You must ensure that you have a clean and safe environment for your treatments. You also need to set aside space in your home for the needed supplies.
Risks Associated with All Forms of Hemodialysis
All forms of hemodialysis involve some risks. These may include high blood pressure, fluid overload, low blood pressure, heart-related issues, vascular access complications, cramps, backache, headache, dizziness, nausea, an “off” taste in the mouth, fatigue, fever, chills, joint pain, itching, seizures or sinusitis.
All hemodialysis therapies also involve the use of medical devices that introduce the potential for additional risks including air entering the bloodstream, damage of red blood cells, inflammatory reactions, blood chemistry imbalances, blood loss due to clotting of the blood tubing set or accidental blood line disconnection or other leak, allergic reactions, and excess warming or cooling of the dialysate. In addition, dialysis patients may have other underlying diseases that may, in some cases, make it more difficult for them to manage their hemodialysis treatments.
Risks associated with More Frequent Home Hemodialysis
Studies suggest that patients performing more frequent home hemodialysis may experience slightly fewer complications associated with their treatments and may experience improved clinical outcomes. However, there are certain risks unique to treatment in the home environment. Treatments at home are done without the presence of medical personnel and on-site technical support. Patients (and their care partners, if required), must both be trained on what to do and how to get medical or technical help if needed. When vascular access is exposed to more frequent use, infection of the site, and other access related complications may also be potential risks.
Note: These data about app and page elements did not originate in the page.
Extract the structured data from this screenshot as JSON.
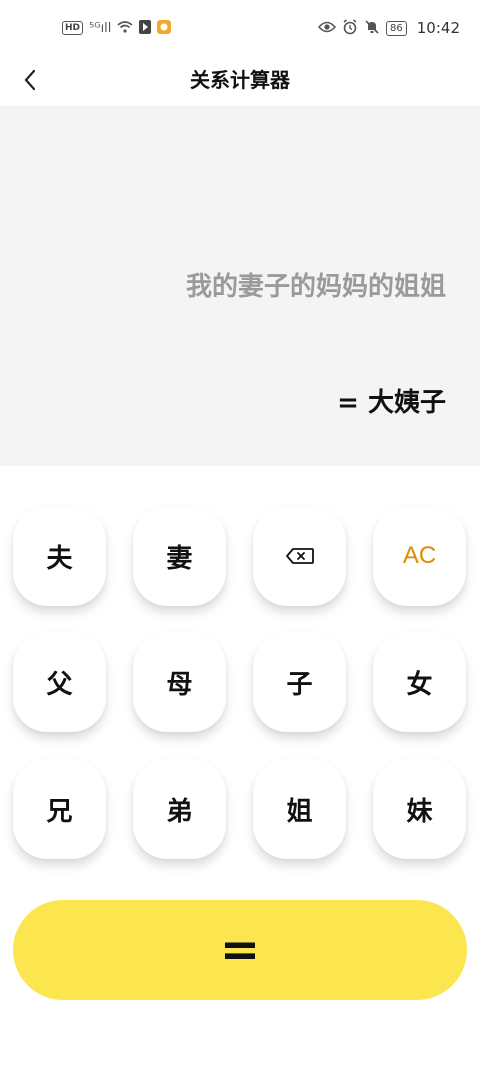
{
  "status_bar": {
    "hd": "HD",
    "signal": "⁵ᴳıll",
    "time": "10:42",
    "battery": "86"
  },
  "app_bar": {
    "title": "关系计算器"
  },
  "display": {
    "expression": "我的妻子的妈妈的姐姐",
    "result": "= 大姨子"
  },
  "keypad": {
    "row1": [
      "夫",
      "妻",
      "",
      "AC"
    ],
    "row2": [
      "父",
      "母",
      "子",
      "女"
    ],
    "row3": [
      "兄",
      "弟",
      "姐",
      "妹"
    ],
    "equals_label": "="
  },
  "colors": {
    "accent_yellow": "#fce650",
    "ac_orange": "#e08a00",
    "display_bg": "#f4f4f4"
  }
}
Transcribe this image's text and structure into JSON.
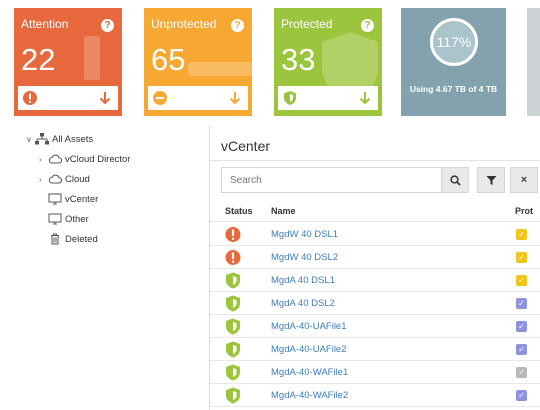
{
  "tiles": {
    "attention": {
      "title": "Attention",
      "count": "22",
      "help": "?",
      "color": "#e6683c"
    },
    "unprotected": {
      "title": "Unprotected",
      "count": "65",
      "help": "?",
      "color": "#f7a833"
    },
    "protected": {
      "title": "Protected",
      "count": "33",
      "help": "?",
      "color": "#9bc53c"
    },
    "storage": {
      "percent": "117%",
      "usage": "Using 4.67 TB of 4 TB",
      "color": "#82a3ad"
    }
  },
  "tree": {
    "root": "All Assets",
    "items": [
      {
        "label": "vCloud Director",
        "icon": "cloud-icon"
      },
      {
        "label": "Cloud",
        "icon": "cloud-icon"
      },
      {
        "label": "vCenter",
        "icon": "monitor-icon",
        "selected": true
      },
      {
        "label": "Other",
        "icon": "monitor-icon"
      },
      {
        "label": "Deleted",
        "icon": "trash-icon"
      }
    ]
  },
  "main": {
    "title": "vCenter",
    "search_placeholder": "Search",
    "columns": {
      "status": "Status",
      "name": "Name",
      "protection": "Prot"
    },
    "rows": [
      {
        "status": "attention",
        "name": "MgdW 40 DSL1",
        "check_color": "#f2c418"
      },
      {
        "status": "attention",
        "name": "MgdW 40 DSL2",
        "check_color": "#f2c418"
      },
      {
        "status": "protected",
        "name": "MgdA 40 DSL1",
        "check_color": "#f2c418"
      },
      {
        "status": "protected",
        "name": "MgdA 40 DSL2",
        "check_color": "#8e93e0"
      },
      {
        "status": "protected",
        "name": "MgdA-40-UAFile1",
        "check_color": "#8e93e0"
      },
      {
        "status": "protected",
        "name": "MgdA-40-UAFile2",
        "check_color": "#8e93e0"
      },
      {
        "status": "protected",
        "name": "MgdA-40-WAFile1",
        "check_color": "#b8b8b8"
      },
      {
        "status": "protected",
        "name": "MgdA-40-WAFile2",
        "check_color": "#8e93e0"
      }
    ]
  }
}
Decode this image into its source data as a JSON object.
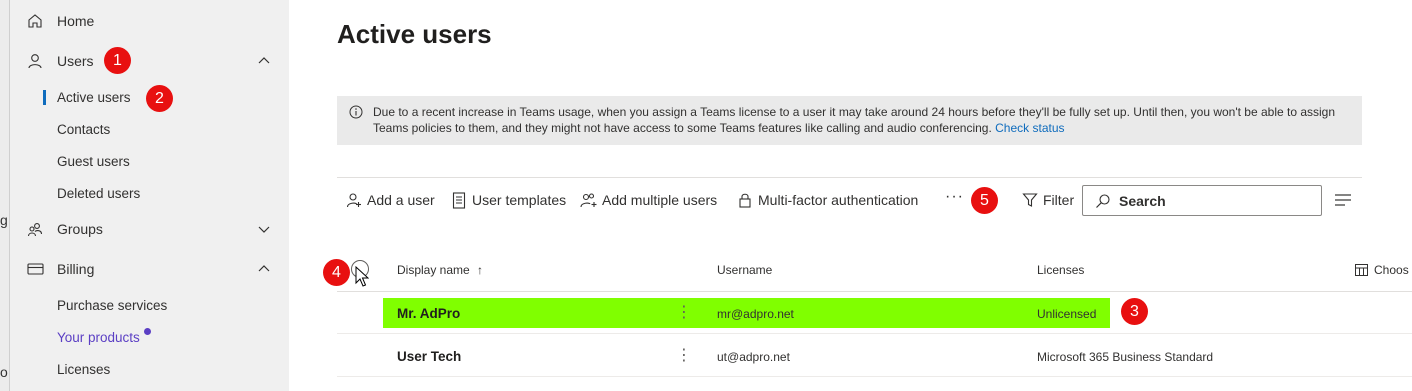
{
  "left_strip": {
    "fragments": [
      "g",
      "o"
    ]
  },
  "sidebar": {
    "home": "Home",
    "users": "Users",
    "users_sub": [
      "Active users",
      "Contacts",
      "Guest users",
      "Deleted users"
    ],
    "groups": "Groups",
    "billing": "Billing",
    "billing_sub": [
      "Purchase services",
      "Your products",
      "Licenses"
    ]
  },
  "page": {
    "title": "Active users",
    "notice_text": "Due to a recent increase in Teams usage, when you assign a Teams license to a user it may take around 24 hours before they'll be fully set up. Until then, you won't be able to assign Teams policies to them, and they might not have access to some Teams features like calling and audio conferencing.",
    "notice_link": "Check status"
  },
  "toolbar": {
    "add_user": "Add a user",
    "user_templates": "User templates",
    "add_multiple": "Add multiple users",
    "mfa": "Multi-factor authentication",
    "more": "···",
    "filter": "Filter",
    "search_placeholder": "Search"
  },
  "table": {
    "columns": [
      "Display name",
      "Username",
      "Licenses"
    ],
    "sort_indicator": "↑",
    "choose_columns": "Choos",
    "rows": [
      {
        "display_name": "Mr. AdPro",
        "username": "mr@adpro.net",
        "licenses": "Unlicensed",
        "highlighted": true
      },
      {
        "display_name": "User Tech",
        "username": "ut@adpro.net",
        "licenses": "Microsoft 365 Business Standard",
        "highlighted": false
      }
    ]
  },
  "annotations": [
    "1",
    "2",
    "3",
    "4",
    "5"
  ],
  "colors": {
    "accent": "#0f6cbd",
    "highlight": "#80ff00",
    "annotation": "#e81010",
    "purple": "#5b3fc4"
  }
}
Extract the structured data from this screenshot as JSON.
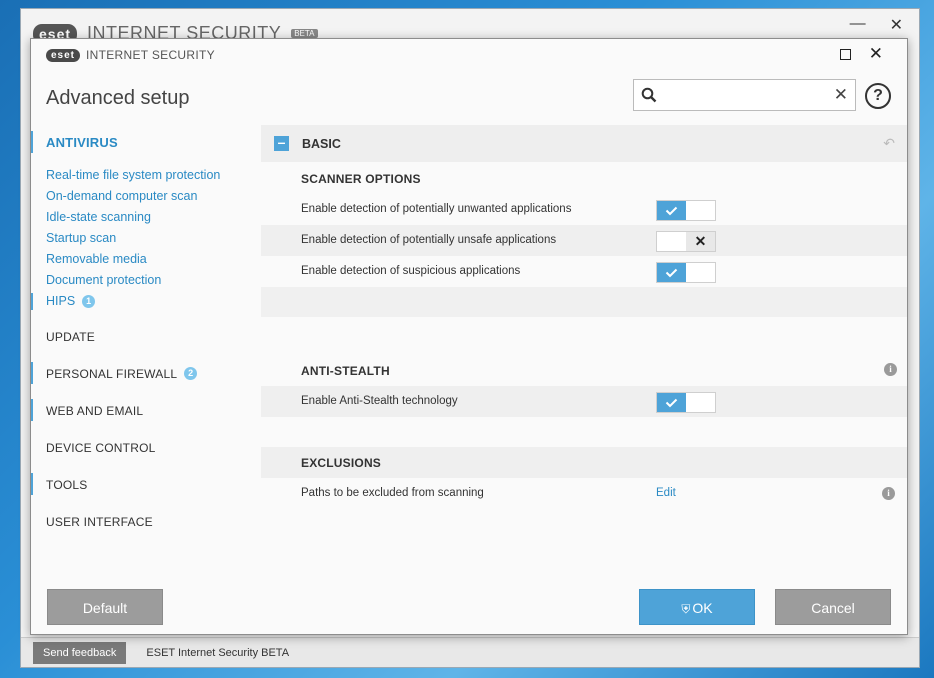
{
  "background_window": {
    "logo": "eset",
    "title": "INTERNET SECURITY",
    "beta": "BETA",
    "feedback_button": "Send feedback",
    "status_text": "ESET Internet Security BETA"
  },
  "dialog": {
    "logo": "eset",
    "app_name": "INTERNET SECURITY",
    "heading": "Advanced setup",
    "search": {
      "placeholder": "",
      "value": ""
    }
  },
  "sidebar": {
    "sections": [
      {
        "label": "ANTIVIRUS",
        "active": true
      },
      {
        "label": "UPDATE"
      },
      {
        "label": "PERSONAL FIREWALL",
        "badge": "2"
      },
      {
        "label": "WEB AND EMAIL"
      },
      {
        "label": "DEVICE CONTROL"
      },
      {
        "label": "TOOLS"
      },
      {
        "label": "USER INTERFACE"
      }
    ],
    "antivirus_items": [
      {
        "label": "Real-time file system protection"
      },
      {
        "label": "On-demand computer scan"
      },
      {
        "label": "Idle-state scanning"
      },
      {
        "label": "Startup scan"
      },
      {
        "label": "Removable media"
      },
      {
        "label": "Document protection"
      },
      {
        "label": "HIPS",
        "badge": "1"
      }
    ]
  },
  "content": {
    "section_title": "BASIC",
    "scanner_options": {
      "title": "SCANNER OPTIONS",
      "rows": [
        {
          "label": "Enable detection of potentially unwanted applications",
          "enabled": true
        },
        {
          "label": "Enable detection of potentially unsafe applications",
          "enabled": false
        },
        {
          "label": "Enable detection of suspicious applications",
          "enabled": true
        }
      ]
    },
    "anti_stealth": {
      "title": "ANTI-STEALTH",
      "rows": [
        {
          "label": "Enable Anti-Stealth technology",
          "enabled": true
        }
      ]
    },
    "exclusions": {
      "title": "EXCLUSIONS",
      "rows": [
        {
          "label": "Paths to be excluded from scanning",
          "action": "Edit"
        }
      ]
    }
  },
  "buttons": {
    "default": "Default",
    "ok": "OK",
    "cancel": "Cancel"
  },
  "colors": {
    "accent": "#4ea3d8",
    "link": "#2a8ac4",
    "button_gray": "#9c9c9c"
  }
}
Risks Associated with Solo Home Hemodialysis Therapy
A qualified patient may dialyze alone, without a care partner present (solo home hemodialysis), provided the patient and physician agree that solo home hemodialysis is appropriate. Certain risks associated with hemodialysis treatment are increased when performing solo home hemodialysis because no one is present to help the patient respond to health emergencies. If patients experience needles coming out, blood loss, or very low blood pressure during solo home hemodialysis, they may lose consciousness or become physically unable to correct the health emergency. Losing consciousness or otherwise becoming impaired during any health emergency while alone could result in significant injury or death. Additional ancillary devices and training are required when performing solo home hemodialysis.
Increased Risks Associated with Home Nocturnal Hemodialysis Therapy
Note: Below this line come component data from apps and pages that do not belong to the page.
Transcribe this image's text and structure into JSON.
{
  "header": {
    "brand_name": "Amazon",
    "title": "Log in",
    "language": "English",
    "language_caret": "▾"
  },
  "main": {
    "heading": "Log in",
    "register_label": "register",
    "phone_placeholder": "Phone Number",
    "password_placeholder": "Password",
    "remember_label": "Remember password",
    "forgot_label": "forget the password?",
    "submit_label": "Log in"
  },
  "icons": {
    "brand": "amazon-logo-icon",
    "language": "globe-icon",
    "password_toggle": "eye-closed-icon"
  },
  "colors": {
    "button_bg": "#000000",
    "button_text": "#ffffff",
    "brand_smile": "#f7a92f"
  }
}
The NxStage System may be used at night while the patient and care partner are sleeping. Certain risks associated with hemodialysis treatment are increased when performing nocturnal therapy due to the length of treatment time and because therapy is performed while the patient and care partner are sleeping. These risks include, but are not limited to, blood access disconnects and blood loss during sleep, blood clotting due to slower blood flow or increased treatment time or both, and delayed response to alarms when waking from sleep. Treatment with nocturnal therapy may require adjustments to medications, including but not limited to iron, Erythropoiesis-Stimulating Agents (ESA), insulin/oral hypoglycemics, anticoagulants, and phosphate binders.